The second phase, estimated to cost $8.4 million, will start in July of this year and continue through August 2019. It involves building a new combination administrative-media center, new commons building with additional classrooms, a cafeteria addition and renovations to the auditorium and gym.
A third and final phase is also envisioned. It would occur at an undetermined date and would be contingent on the April 29 renewal of a 1-cent sales tax earmarked for public education. It would involve mostly of improvements to athletic facilities. The cost of this final phase, expected to be less than $10 million, will be settled on in the next few days, prior to a community forum planned for next Thursday on the Glen Oaks campus at 6650 Cedar Grove Drive.
The ongoing restoration and rebuilding of Glen Oaks High School, badly damaged in the August 2016 floods, could cost less than half what was e…
A long debate preceded Thursday's unanimous vote focusing not so much on the merits of the project, but whether Glen Oaks High School is getting all it deserves and, by extension, whether north Baton Rouge public schools in general are getting all they deserve.
“I want to know are the curtains at Lee High and Baton Rouge High more expensive than the ones going in at Istrouma and Glen Oaks?” asked Gary Chambers, publisher of The Rouge Collection.
“Please stop giving us the crumbs in north Baton Rouge,” Chambers said. “Glen Oaks deserves $40 million. The plan is good, but it needs to be better.”
Even after his time was up, Chambers repeatedly interjected when board members were speaking.
“Mr. Chambers, you’re out of order,” said board President David Tatman, hitting his gavel loudly.
“I know,” retorted Chamber. “So is the plan.”
Board members Donna Collins and Kenyetta Nelson-Smith, whose districts both include much of north Baton Rouge, said they are unhappy with the current school construction plans for the 1-cent sale tax if it is renewed.
“I too have grave concerns about the equity in this current tax plan as it’s related to north Baton Rouge,” Nelson-Smith said.
Board member Mike Gaudet, who represents portions of south Baton Rouge near LSU, pushed back some. He noted that south Baton Rouge school board districts have seen only 30 percent of school construction spending since the 1-cent sales tax was first approved in 1998 compared with 70 percent for those in the rest of the school district.
“I think it’s misinformation to portray this board as not having equitably spent money in the past,” Gaudet said.
Fully restoring and rebuilding Glen Oaks High School, destroyed in the 2016 August flood, could cost as much as $45 million and that price tag…
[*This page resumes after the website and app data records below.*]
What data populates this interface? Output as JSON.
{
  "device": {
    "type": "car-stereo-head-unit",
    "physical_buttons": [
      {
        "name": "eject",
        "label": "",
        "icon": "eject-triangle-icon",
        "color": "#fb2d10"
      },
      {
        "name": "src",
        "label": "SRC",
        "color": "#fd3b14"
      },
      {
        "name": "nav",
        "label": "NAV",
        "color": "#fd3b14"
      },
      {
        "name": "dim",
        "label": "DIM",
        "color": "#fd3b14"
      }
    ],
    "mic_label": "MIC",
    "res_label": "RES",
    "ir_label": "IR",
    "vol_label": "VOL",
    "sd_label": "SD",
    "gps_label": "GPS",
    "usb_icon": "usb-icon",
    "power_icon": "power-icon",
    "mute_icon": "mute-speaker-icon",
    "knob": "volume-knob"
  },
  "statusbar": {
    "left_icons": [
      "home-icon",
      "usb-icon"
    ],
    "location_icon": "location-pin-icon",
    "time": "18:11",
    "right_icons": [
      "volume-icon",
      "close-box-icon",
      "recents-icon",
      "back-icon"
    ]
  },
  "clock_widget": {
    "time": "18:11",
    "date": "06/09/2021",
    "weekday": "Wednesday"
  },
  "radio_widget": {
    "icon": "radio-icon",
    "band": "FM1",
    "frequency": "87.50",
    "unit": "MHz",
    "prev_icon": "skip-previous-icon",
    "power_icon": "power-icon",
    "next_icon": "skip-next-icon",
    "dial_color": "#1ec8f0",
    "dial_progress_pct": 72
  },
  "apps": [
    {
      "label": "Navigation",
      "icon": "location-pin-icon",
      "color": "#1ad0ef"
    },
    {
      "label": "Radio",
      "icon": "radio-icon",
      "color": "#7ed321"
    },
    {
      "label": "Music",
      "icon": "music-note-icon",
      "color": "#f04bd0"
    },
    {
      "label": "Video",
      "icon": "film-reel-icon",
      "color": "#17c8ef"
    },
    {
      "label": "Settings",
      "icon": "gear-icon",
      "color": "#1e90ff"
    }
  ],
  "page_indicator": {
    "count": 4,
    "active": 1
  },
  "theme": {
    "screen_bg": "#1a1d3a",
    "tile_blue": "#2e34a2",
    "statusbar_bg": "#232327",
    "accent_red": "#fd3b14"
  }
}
The school system had grander plans for Glen Oaks initially, but those plans have steadily been down-scaled. As recently as October, the total project price was about $45 million. Now, it looks to be closer to $20 million.
Part of the lowered ambitions is that the school, which was badly damaged in the August 2016 floods, was expected to qualify for substantially more reimbursement money from the Federal Emergency Management Agency. But dreams of $20-plus million from FEMA shrunk over time to an estimated $4.8 million. That $4.8 million is going to be paired with $2.8 million in unrelated FEMA reimbursement money. The remaining $8.4 million to complete the work for the first two phases will have to come from somewhere else, as yet undetermined.
Superintendent Warren Drake said the school system thought initially FEMA would agree to pay to rebuild much of the flooded campus as opposed to just repairing it.
“Replacement money is two or three times what repair money is,” Drake said. “And we’re getting no replacement money.”
The project costs are down also because the school system had anticipated spending additional money to elevate any newly constructed buildings, but decided elevation is unnecessary because the school is not in a flood zone that would require its buildings to be elevated.
David Moran, a member of the public, urged the school system to find other money to help protect Glen Oaks High and other schools from flooding again.
“If we fund this, what’s going to prevent the next big flood from undoing all the money we’re spending here?” Moran asked.
Another factor in the reduced cost was the shelving, for now, of plans to close nearby North Banks Middle, which has 128 students, and merge it with Glen Oaks High and its 529 students. School officials are still debating what the best plan is for North Banks.
Once the repairs are complete, Glen Oaks High is expected to enroll between 400 and 500 students. Pre-flood, Glen Oaks had a maximum capacity of 1,151 students. At its mid-'90s peak, the school enrolled more than 1,400 students. The repairs approved Thursday will enable the refurbished high school to house as many as 850 students.